**EXTRACTED INFORMATION:**
● ● ● ● ●

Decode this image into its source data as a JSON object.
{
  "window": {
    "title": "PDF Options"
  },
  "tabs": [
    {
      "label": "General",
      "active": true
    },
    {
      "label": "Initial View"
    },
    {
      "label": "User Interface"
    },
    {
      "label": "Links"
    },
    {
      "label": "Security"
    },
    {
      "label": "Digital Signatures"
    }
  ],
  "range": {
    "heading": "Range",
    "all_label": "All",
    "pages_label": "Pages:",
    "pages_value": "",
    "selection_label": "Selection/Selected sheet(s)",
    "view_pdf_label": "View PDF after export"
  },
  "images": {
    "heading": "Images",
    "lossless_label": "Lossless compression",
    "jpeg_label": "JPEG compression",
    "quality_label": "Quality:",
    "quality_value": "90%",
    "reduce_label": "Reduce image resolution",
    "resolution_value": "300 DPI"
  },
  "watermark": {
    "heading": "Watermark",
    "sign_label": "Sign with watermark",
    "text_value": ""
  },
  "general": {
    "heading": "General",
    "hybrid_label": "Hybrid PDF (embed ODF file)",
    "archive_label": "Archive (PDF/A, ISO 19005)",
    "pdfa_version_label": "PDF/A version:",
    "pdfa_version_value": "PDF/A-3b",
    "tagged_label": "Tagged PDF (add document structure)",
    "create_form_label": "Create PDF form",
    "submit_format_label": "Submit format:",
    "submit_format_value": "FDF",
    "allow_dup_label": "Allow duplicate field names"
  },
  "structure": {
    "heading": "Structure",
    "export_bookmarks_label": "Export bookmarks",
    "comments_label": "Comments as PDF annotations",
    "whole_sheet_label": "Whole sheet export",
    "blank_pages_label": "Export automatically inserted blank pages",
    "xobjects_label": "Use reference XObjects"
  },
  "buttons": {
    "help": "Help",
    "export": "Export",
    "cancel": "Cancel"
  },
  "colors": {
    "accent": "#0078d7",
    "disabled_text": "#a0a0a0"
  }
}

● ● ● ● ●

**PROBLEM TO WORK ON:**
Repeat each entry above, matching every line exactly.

**EXPECTED ANSWER:**
Decode this image into its source data as a JSON object.
{
  "window": {
    "title": "PDF Options"
  },
  "tabs": [
    {
      "label": "General",
      "active": true
    },
    {
      "label": "Initial View"
    },
    {
      "label": "User Interface"
    },
    {
      "label": "Links"
    },
    {
      "label": "Security"
    },
    {
      "label": "Digital Signatures"
    }
  ],
  "range": {
    "heading": "Range",
    "all_label": "All",
    "pages_label": "Pages:",
    "pages_value": "",
    "selection_label": "Selection/Selected sheet(s)",
    "view_pdf_label": "View PDF after export"
  },
  "images": {
    "heading": "Images",
    "lossless_label": "Lossless compression",
    "jpeg_label": "JPEG compression",
    "quality_label": "Quality:",
    "quality_value": "90%",
    "reduce_label": "Reduce image resolution",
    "resolution_value": "300 DPI"
  },
  "watermark": {
    "heading": "Watermark",
    "sign_label": "Sign with watermark",
    "text_value": ""
  },
  "general": {
    "heading": "General",
    "hybrid_label": "Hybrid PDF (embed ODF file)",
    "archive_label": "Archive (PDF/A, ISO 19005)",
    "pdfa_version_label": "PDF/A version:",
    "pdfa_version_value": "PDF/A-3b",
    "tagged_label": "Tagged PDF (add document structure)",
    "create_form_label": "Create PDF form",
    "submit_format_label": "Submit format:",
    "submit_format_value": "FDF",
    "allow_dup_label": "Allow duplicate field names"
  },
  "structure": {
    "heading": "Structure",
    "export_bookmarks_label": "Export bookmarks",
    "comments_label": "Comments as PDF annotations",
    "whole_sheet_label": "Whole sheet export",
    "blank_pages_label": "Export automatically inserted blank pages",
    "xobjects_label": "Use reference XObjects"
  },
  "buttons": {
    "help": "Help",
    "export": "Export",
    "cancel": "Cancel"
  },
  "colors": {
    "accent": "#0078d7",
    "disabled_text": "#a0a0a0"
  }
}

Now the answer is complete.